Dr Jack A T Edmonds MB BS FRCGP

Private General Practitioner

Your Health in Our Hands

120 Harley Street

Phone: 020 7935 5050
Fax: 020 7935 3888
Email: enquiry@drjackedmonds.co.uk


Alas for those who do suffer the season is under way and will cause misery for the many hayfever sufferers which is estimated to affect 1 in 4 people in the UK.  What can you do in preparation and perhaps prevention or, at the very least, keep the suffering to a minimum?   In the 1960s around 8% of the UK population suffered compared to around 25-30% nowadays.    That’s  a substantial increase.   When an allergic reaction happens the body makes antibodies in response to pollen created by grass, trees, spores or weeds which in turn makes a chemical called histamine in the nose, eyes and airways which results in inflammation and irritation.  

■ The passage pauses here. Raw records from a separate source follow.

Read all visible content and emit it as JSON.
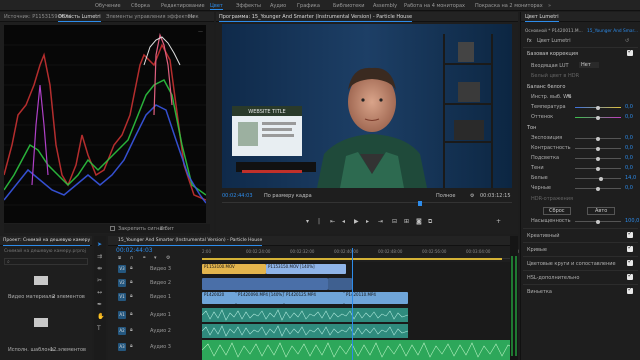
{
  "workspaces": [
    "Обучение",
    "Сборка",
    "Редактирование",
    "Цвет",
    "Эффекты",
    "Аудио",
    "Графика",
    "Библиотеки",
    "Assembly",
    "Работа на 4 мониторах",
    "Покраска на 2 мониторах"
  ],
  "active_workspace": "Цвет",
  "source_panel": {
    "tabs": [
      "Источник: P1153159.MOV",
      "Область Lumetri",
      "Элементы управления эффектом",
      "Мик"
    ],
    "active_tab": "Область Lumetri",
    "scope_label": "8 бит",
    "scope_clamp": "Закрепить сигнал"
  },
  "program_monitor": {
    "title": "Программа: 15_Younger And Smarter (Instrumental Version) - Particle House",
    "timecode_current": "00:02:44:03",
    "fit_label": "По размеру кадра",
    "quality_label": "Полное",
    "timecode_total": "00:03:12:15",
    "monitor_screen_text": "WEBSITE TITLE"
  },
  "project_panel": {
    "title": "Проект: Снимай на дешевую камеру",
    "search_placeholder": "Снимай на дешевую камеру.prproj",
    "items": [
      {
        "name": "Видео материалы",
        "count": "2 элементов"
      },
      {
        "name": "Исполн. шаблона...",
        "count": "12 элементов"
      }
    ]
  },
  "timeline": {
    "tab_label": "15_Younger And Smarter (Instrumental Version) - Particle House",
    "timecode": "00:02:44:03",
    "ruler": [
      "2:00",
      "00:02:24:00",
      "00:02:32:00",
      "00:02:40:00",
      "00:02:48:00",
      "00:02:56:00",
      "00:03:04:00",
      "00:0"
    ],
    "tracks": {
      "video": [
        "Видео 3",
        "Видео 2",
        "Видео 1"
      ],
      "audio": [
        "Аудио 1",
        "Аудио 2",
        "Аудио 3"
      ]
    },
    "clips_v2": [
      "P1153100.MOV",
      "P1153150.MOV [140%]"
    ],
    "clips_v1": [
      "P1420020",
      "P1420090.MP4 [140%]",
      "P1420125.MP4",
      "P1420110.MP4"
    ]
  },
  "lumetri": {
    "tabs": [
      "Цвет Lumetri"
    ],
    "sequence": "Основной * P1420011.M...",
    "clip": "15_Younger And Smar...",
    "effect_name": "Цвет Lumetri",
    "section_basic": "Базовая коррекция",
    "lut_label": "Входящая LUT",
    "lut_value": "Нет",
    "hdr_label": "Белый цвет в HDR",
    "wb_section": "Баланс белого",
    "wb_picker": "Инстр. выб. WB",
    "params_wb": [
      {
        "label": "Температура",
        "value": "0,0",
        "pos": 0.5
      },
      {
        "label": "Оттенок",
        "value": "0,0",
        "pos": 0.5
      }
    ],
    "tone_section": "Тон",
    "params_tone": [
      {
        "label": "Экспозиция",
        "value": "0,0",
        "pos": 0.5
      },
      {
        "label": "Контрастность",
        "value": "0,0",
        "pos": 0.5
      },
      {
        "label": "Подсветка",
        "value": "0,0",
        "pos": 0.5
      },
      {
        "label": "Тени",
        "value": "0,0",
        "pos": 0.5
      },
      {
        "label": "Белые",
        "value": "14,0",
        "pos": 0.57
      },
      {
        "label": "Черные",
        "value": "0,0",
        "pos": 0.5
      }
    ],
    "hdr_highlights": "HDR-отражения",
    "btn_reset": "Сброс",
    "btn_auto": "Авто",
    "saturation_label": "Насыщенность",
    "saturation_value": "100,0",
    "sections": [
      "Креативный",
      "Кривые",
      "Цветовые круги и сопоставление",
      "HSL-дополнительно",
      "Виньетка"
    ]
  },
  "colors": {
    "accent": "#2d8ceb",
    "clip_video_v2": "#8fb4e8",
    "clip_video_v1": "#6fa5d9",
    "clip_audio": "#41b9a0",
    "clip_audio_green": "#46c46b",
    "playhead": "#2d8ceb"
  }
}
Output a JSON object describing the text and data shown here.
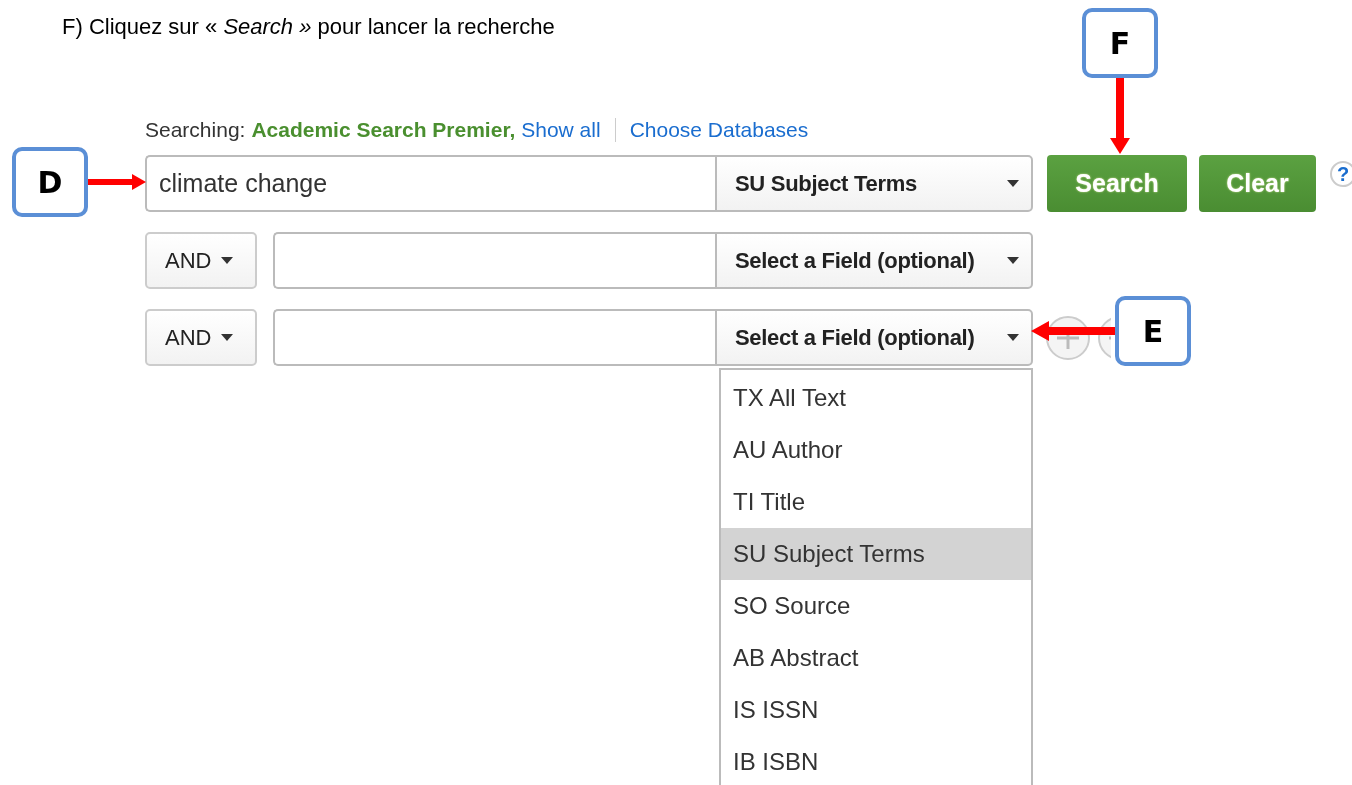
{
  "instruction": {
    "text": "F) Cliquez sur « *Search »* pour lancer la recherche"
  },
  "searching": {
    "label": "Searching:",
    "database": "Academic Search Premier,",
    "links": [
      "Show all",
      "Choose Databases"
    ]
  },
  "rows": [
    {
      "kind": "main",
      "value": "climate change",
      "field": "SU Subject Terms"
    },
    {
      "kind": "extra",
      "operator": "AND",
      "field": "Select a Field (optional)"
    },
    {
      "kind": "extra",
      "operator": "AND",
      "field": "Select a Field (optional)",
      "row_controls": true,
      "menu_open": true
    }
  ],
  "buttons": [
    "Search",
    "Clear"
  ],
  "help": "?",
  "field_menu": {
    "items": [
      {
        "label": "TX All Text",
        "selected": false
      },
      {
        "label": "AU Author",
        "selected": false
      },
      {
        "label": "TI Title",
        "selected": false
      },
      {
        "label": "SU Subject Terms",
        "selected": true
      },
      {
        "label": "SO Source",
        "selected": false
      },
      {
        "label": "AB Abstract",
        "selected": false
      },
      {
        "label": "IS ISSN",
        "selected": false
      },
      {
        "label": "IB ISBN",
        "selected": false
      }
    ]
  },
  "callouts": [
    {
      "label": "D",
      "kind": "right"
    },
    {
      "label": "F",
      "kind": "down"
    },
    {
      "label": "E",
      "kind": "left"
    }
  ]
}
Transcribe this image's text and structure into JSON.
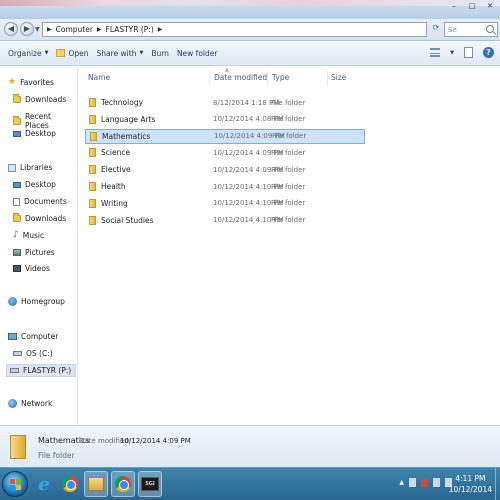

It is suggested that it is important to start taking long acting (one a day antihistamines every day for at least 2 weeks prior to your pollen season beginning.   There are other useful tips to ease the symptoms and they are: avoid going outdoors early morning and evening when pollen counts are at their highest; wear wrap-around sunglasses; keep house and car windows closed;  avoid drying washing outside; try applying Vaseline to the rim of each nostril to act as a barrier to the pollen and if you have a pet do not let them get too close to your face as pollen trapped in their fur may affect you.

The highest incidence of allergies (approx. 50-80% of cases) are attributed to grass pollen between late May and end July followed by trees over a peak period between February to mid July and for weeds between June-early August.  Drinking water may help to wash the pollen through the system and using local honey may assist with easing symptoms except if you are allergic to grass.  If you are interested in knowing the levels of pollen in your area try searching ‘pollen forecast’ at metoffice.gov.uk for a five day indicator. 

News - BBC Health